Chilmark selectmen on Tuesday reviewed a proposal from Vineyard Power Solar LLC (VPS), an Island-based energy cooperative, to build a 100-kilowatt photovoltaic solar array at the town landfill off Tabor House Road. The installation could eventually supply approximately 70 percent of the town’s energy needs, its supporters said.
VPS, an affiliate of Vineyard Power, will design, construct and operate the photovoltaic (PV) array, which will require approximately 20,000 square feet of southern exposure at the capped landfill.
According to the proposal submitted to the town April 22, the array could offset 100,000 pounds of carbon dioxide emissions a year, the equivalent of emissions from eight cars.
The estimated cost of the project is $635,000, of which $340,000 would be provided by investors and $295,000 would be borrowed from local banks or from the U.S. Department of Agriculture Utility Service at favorable rates.
The town would enter a 10-year power purchase agreement (PPA) with Vineyard Solar, allowing it to buy electricity at a discounted wholesale rate. “The underlying principle of the PPA is that the town of Chilmark will be kept cost-neutral,” the proposal said.
The town would also, under the proposal, enter into a 10-year renewable lease agreement with Vineyard Solar for the land upon which the PV system is built and also provide easements needed for the interconnecting cabling and access.
Vineyard Solar would retain ownership of the array for a minimum of 10 years, after which the town would have the option of buying the system from the company at fair market value or continuing, as the host, to receive annual rent for leasing the land on which the array is located.

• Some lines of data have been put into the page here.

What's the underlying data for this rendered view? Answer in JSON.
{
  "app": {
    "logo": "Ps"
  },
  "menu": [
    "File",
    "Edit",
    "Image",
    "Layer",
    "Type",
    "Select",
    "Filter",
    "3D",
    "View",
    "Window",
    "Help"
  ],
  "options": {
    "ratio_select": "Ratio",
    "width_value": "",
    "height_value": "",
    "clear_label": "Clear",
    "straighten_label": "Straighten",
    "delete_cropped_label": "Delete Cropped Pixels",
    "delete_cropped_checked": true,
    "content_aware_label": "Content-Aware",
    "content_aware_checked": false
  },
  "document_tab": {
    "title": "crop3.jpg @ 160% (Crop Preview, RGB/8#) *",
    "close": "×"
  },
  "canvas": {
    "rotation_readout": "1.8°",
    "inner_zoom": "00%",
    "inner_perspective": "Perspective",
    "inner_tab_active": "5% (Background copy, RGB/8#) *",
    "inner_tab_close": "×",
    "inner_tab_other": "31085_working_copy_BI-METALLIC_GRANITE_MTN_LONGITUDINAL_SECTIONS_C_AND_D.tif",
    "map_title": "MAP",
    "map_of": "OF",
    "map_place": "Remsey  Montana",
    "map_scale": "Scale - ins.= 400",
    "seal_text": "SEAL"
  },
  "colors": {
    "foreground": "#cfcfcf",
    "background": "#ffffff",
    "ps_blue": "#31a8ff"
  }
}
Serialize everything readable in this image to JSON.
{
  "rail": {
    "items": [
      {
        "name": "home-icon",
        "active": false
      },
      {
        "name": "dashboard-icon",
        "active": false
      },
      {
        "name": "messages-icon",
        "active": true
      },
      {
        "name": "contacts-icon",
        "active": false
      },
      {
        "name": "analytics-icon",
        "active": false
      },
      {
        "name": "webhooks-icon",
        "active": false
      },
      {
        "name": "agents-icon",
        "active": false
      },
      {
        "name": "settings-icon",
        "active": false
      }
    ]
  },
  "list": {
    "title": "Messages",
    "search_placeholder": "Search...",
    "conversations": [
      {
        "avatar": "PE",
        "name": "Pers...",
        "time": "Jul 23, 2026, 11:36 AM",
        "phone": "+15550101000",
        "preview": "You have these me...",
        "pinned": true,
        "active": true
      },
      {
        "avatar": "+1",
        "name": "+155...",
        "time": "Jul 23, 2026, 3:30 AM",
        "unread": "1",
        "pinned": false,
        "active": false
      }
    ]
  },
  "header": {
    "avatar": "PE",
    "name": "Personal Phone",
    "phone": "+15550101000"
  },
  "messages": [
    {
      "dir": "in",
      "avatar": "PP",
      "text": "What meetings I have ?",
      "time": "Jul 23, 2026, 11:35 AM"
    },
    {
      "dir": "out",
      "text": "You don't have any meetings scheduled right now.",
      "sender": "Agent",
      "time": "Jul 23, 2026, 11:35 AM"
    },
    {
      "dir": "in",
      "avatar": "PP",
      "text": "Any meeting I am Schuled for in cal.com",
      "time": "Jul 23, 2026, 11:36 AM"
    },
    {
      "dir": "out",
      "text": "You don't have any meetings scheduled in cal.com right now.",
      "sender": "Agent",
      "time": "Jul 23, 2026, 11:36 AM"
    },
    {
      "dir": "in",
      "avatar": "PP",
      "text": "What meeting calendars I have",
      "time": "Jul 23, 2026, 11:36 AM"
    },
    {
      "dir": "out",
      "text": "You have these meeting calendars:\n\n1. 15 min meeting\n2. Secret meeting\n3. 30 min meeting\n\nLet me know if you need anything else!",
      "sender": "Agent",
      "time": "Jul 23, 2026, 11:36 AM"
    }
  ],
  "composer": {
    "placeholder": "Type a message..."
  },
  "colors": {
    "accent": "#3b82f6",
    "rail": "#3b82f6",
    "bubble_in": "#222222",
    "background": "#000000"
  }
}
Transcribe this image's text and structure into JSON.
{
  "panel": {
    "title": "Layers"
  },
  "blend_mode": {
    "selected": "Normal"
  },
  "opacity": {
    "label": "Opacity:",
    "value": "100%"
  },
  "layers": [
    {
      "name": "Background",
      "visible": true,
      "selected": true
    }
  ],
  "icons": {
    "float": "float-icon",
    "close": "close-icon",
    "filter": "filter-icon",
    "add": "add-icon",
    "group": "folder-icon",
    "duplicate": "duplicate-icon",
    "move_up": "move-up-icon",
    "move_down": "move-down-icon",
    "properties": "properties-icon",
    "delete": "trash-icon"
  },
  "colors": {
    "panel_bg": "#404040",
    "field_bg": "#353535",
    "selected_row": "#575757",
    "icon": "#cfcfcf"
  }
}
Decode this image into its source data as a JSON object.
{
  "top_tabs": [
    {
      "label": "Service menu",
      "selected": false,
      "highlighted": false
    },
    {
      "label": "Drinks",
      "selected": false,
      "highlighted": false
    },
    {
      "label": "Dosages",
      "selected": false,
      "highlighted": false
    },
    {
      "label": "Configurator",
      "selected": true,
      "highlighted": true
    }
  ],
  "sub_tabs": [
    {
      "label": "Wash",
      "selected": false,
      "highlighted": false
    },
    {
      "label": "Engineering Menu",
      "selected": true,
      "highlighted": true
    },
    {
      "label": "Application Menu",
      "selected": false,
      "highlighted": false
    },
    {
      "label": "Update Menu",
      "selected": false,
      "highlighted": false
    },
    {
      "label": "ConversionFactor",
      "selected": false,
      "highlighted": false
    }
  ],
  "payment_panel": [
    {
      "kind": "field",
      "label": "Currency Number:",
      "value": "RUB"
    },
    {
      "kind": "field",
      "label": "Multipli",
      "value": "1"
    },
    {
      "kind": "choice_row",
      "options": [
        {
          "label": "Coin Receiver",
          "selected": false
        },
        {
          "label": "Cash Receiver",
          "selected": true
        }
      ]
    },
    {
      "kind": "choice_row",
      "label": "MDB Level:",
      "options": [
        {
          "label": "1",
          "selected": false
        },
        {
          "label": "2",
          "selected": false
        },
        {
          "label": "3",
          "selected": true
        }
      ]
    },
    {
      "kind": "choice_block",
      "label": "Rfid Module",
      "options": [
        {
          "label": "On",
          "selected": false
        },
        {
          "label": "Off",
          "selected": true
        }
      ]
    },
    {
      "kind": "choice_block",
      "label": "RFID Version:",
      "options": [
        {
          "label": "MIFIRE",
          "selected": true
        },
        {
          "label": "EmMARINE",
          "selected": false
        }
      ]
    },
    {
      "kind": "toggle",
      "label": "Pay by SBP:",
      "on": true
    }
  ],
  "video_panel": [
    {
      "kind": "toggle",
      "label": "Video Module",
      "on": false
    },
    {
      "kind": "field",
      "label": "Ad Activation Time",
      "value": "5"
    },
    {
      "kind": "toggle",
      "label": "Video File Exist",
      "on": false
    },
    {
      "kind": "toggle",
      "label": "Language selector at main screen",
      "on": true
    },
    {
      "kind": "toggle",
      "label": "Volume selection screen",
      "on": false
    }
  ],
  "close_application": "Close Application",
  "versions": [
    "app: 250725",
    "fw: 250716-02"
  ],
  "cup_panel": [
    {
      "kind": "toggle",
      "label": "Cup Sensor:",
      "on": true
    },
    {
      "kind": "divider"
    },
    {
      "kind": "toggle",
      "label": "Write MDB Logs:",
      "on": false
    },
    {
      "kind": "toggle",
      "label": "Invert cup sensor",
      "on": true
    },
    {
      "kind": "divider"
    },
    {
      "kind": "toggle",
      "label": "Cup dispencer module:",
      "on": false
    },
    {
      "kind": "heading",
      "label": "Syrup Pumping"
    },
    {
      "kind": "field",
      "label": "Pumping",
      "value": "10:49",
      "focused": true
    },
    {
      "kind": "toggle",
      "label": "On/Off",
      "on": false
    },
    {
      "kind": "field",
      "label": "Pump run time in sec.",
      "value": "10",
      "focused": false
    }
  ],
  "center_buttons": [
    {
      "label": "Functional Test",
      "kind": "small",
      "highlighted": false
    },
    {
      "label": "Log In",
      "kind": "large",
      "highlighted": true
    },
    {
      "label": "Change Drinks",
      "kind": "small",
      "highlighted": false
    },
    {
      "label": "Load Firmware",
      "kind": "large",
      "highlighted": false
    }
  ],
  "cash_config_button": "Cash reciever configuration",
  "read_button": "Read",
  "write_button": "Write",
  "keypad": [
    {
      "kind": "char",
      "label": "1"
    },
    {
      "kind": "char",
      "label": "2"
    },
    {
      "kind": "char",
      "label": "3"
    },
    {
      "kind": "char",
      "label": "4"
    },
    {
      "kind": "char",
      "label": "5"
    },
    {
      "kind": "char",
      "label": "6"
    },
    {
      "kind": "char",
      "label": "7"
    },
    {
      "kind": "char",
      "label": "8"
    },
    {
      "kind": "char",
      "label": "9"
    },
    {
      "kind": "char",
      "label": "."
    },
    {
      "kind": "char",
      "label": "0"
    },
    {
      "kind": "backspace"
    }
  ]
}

The proposal stipulates the payments would be deferred until the end of the 10-year operating period. At that time, the sum of the rent could be either used to offset the purchase of the system or paid back to the town, if the purchase option is declined.
At the annual town meeting last month, voters agreed to explore the concept of building a solar array at the town landfill and authorized the selectmen to lease the site “if it is feasible and in the financial interest of the town.”
At their regular meeting Tuesday, selectmen questioned if the proposal was in the best financial interest of the town. “It says the town of Chilmark will be kept cost-neutral, so it is not a financial benefit and not a cost,” said selectman chairman Frank Fenner, opening the discussion.
“I guess my question is if it costs $635,000, and in ten years we charge $1,000 a year [in rent], it doesn’t seem too much of a benefit to get $10,000 off of $635,000 . . . I realize this is just a draft, but there has to be more of a benefit to the town,” he added.
Selectman Warren Doty, who spearheaded efforts to place the solar question on the town meeting warrant, suggested the agreement be structured so the town can purchase the array after ten years at a minimal cost.
“My thought was at the end of the lease period we should be able to acquire the facility for a very small amount, like $100 or $1, and this developer will have made their profit by that time. So the benefit for the town of Chilmark will come in years 11 through 25,” he said.
Mr. Doty also said the town should wait before choosing a developer and recommended the town draft a request for proposals (RFP) to try and bring other interested parties into the fold.
“This is one proposal. We have received several e-mails from other companies that have said they are interested in doing this, and they have done it in other places. So if we put out an RFP, we will get several, and I think we should do that — the sooner the better,” he said.
Mr. Fenner questioned if the proposal from Vineyard Solar would work at the landfill, noting the town may use a portion of the landfill for a parking lot in the future, if necessary.
“They are estimating it is about 25,000 square feet. Where is there 25,000 square feet they could use? The best place for us would obviously be the banks, because the center has already been engineered for a parking lot, should we need that,” he said.
He also raised safety concerns.
“Maybe I am more conscious because of the rain we just had . . . but you hear all the time in California where they have mudslides, and really the landfill is a big mass with just rubber membrane on it with a foot or two of soil. What happens when you start breaking that up with heavy masses and something that will have all these vibrations because of the wind?” he said.
Mr. Carroll said Vineyard Solar submitted engineering plans from other solar arrays built on landfills that showed an approximately one-foot footing, with six inches buried below the surface, which provided adequate support.
“The Department of Environmental Protection has validated certain engineering approaches to do it, and they are eager to push it,” he said.
Mr. Carroll recommended selectmen appoint a committee to explore the finances of the project and possibly draft an RFP. “It will take a lot of work, not just a few months, to really look at this. It really needs to be financially feasible for the town, not just a feel good project,” he said.
“If we put together the right RFP, you could solicit a company that might actually give us money,” he added. “There is nothing wrong with their proposal . . . but they are trying to it for the entire Island as part of an Island energy plan. There might be stuff that’s not in our best interest.”
Mr. Doty said the town doesn’t necessarily have to make money off the project.
“I do think it’s in our best interest to have a large solar installation, even if it doesn’t make the town money, just the fact that we made a commitment to take an area and turn it into a solar array, it means we will get solar energy for our town,” he said.
Selectmen unanimously voted to authorize Mr. Carroll to appoint a three member committee to start drafting an RFP.